This course is about how people in modern East Asia sought to understand and organise knowledge about their world. These endeavours involved extensive exchanges of ideas, objects, and people, as well as shifting definitions of what constituted science. Topics covered include China's Qing Dynasty and its officials' efforts to cultivate knowledge about their empire, as well as the Meiji Restoration in Japan and its projects of modernization and industrialization. In the 20th century, the rise of Communism in China and North Korea made the region a critical sphere in the Cold War, and led to novel exchanges in science, technology, and medicine. The lectures connect narratives of science and technology in East Asia to themes that motivate other courses on the paper, such as the rise and spread of the university laboratory, the role of empire in the production of knowledge, and the relationships between science and industry.

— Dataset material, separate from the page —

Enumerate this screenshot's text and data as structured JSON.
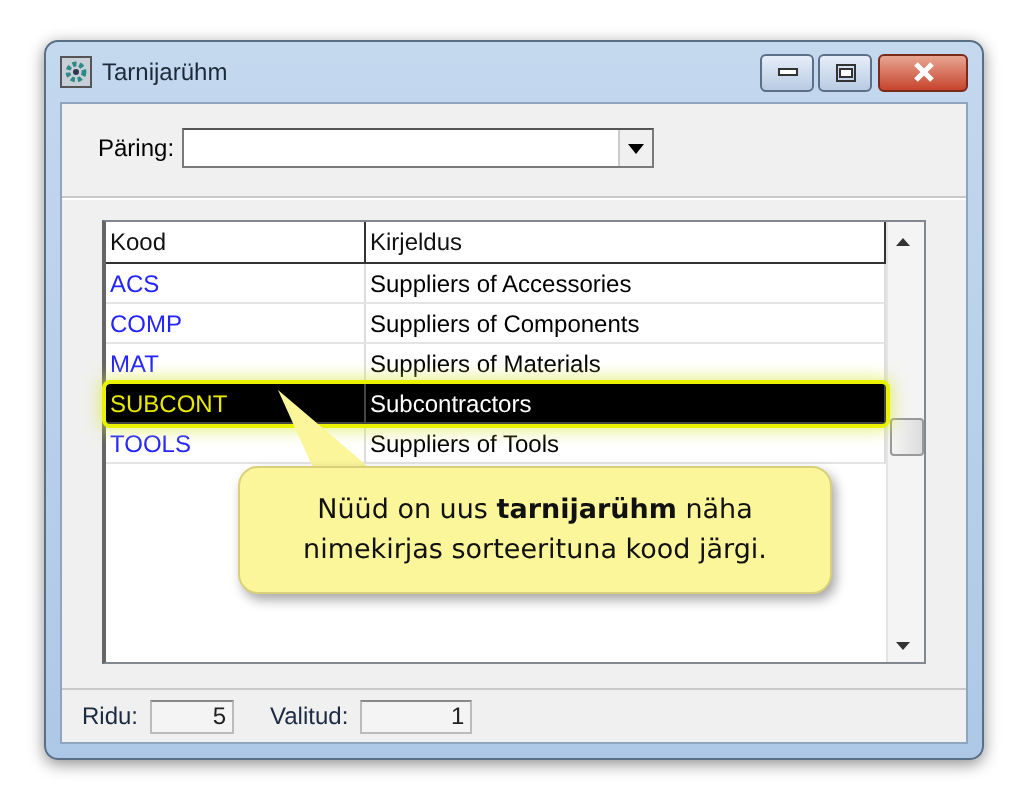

Empire, Nature and Evolution
Jim Secord (6 lectures, Lent Term)

The making of modern science depended upon empires that stretched across the globe. These lectures examine the role of imperial power in the production of scientific knowledge, from new methods of mapping and measuring the world to emerging natural histories and evolutionary theories. Focusing on Britain, these lectures pay particular attention to the role of empire in racial questions in public debate about empire and on the problem of human descent in the making of evolutionary theories both before and after Darwin's Origin of Species.

Preliminary reading

  • Agar, Jon, Science in the Twentieth Century and Beyond (Cambridge: Polity Press, 2012)
  • Browne, Janet, Darwin's Origin of Species: A Biography (London: Atlantic Books, 2006)
  • Elman, Ben, A Cultural History of Modern Science in China (Cambridge: Harvard University Press, 2006)
  • Hughes, Thomas, American Genesis: A Century of Invention and Technological Enthusiasm, new ed. (Chicago: University of Chicago Press, 2004)
  • Krige, John, and Dominique Pestre (eds), Science in the Twentieth Century (London: Taylor & Francis, 1997)
  • Kuklick, Henrika (ed.), A New History of Anthropology (Oxford/Malden, MA: Blackwell, 2008)
  • Marsden, Ben, and Crosbie Smith, Engineering Empires: A Cultural History of Technology in 19th-Century Britain (Basingstoke: Palgrave, 2005)
  • Morris-Suzuki, Tessa, The Technological Transformation of Japan: From the Seventeenth to the Twenty-First Century (Cambridge: Cambridge University Press, 1994)
  • Morus, Iwan Rhys, When Physics Became King (Chicago: University of Chicago Press, 2005)
  • Qureshi, Sadiah, Peoples on Parade: Exhibitions, Empire and Anthropology in Nineteenth-Century Britain (Chicago: University of Chicago Press, 2011)
  • Stocking, George, Victorian Anthropology (New York: Free Press, 1987)

Resources for Paper 2 on Moodle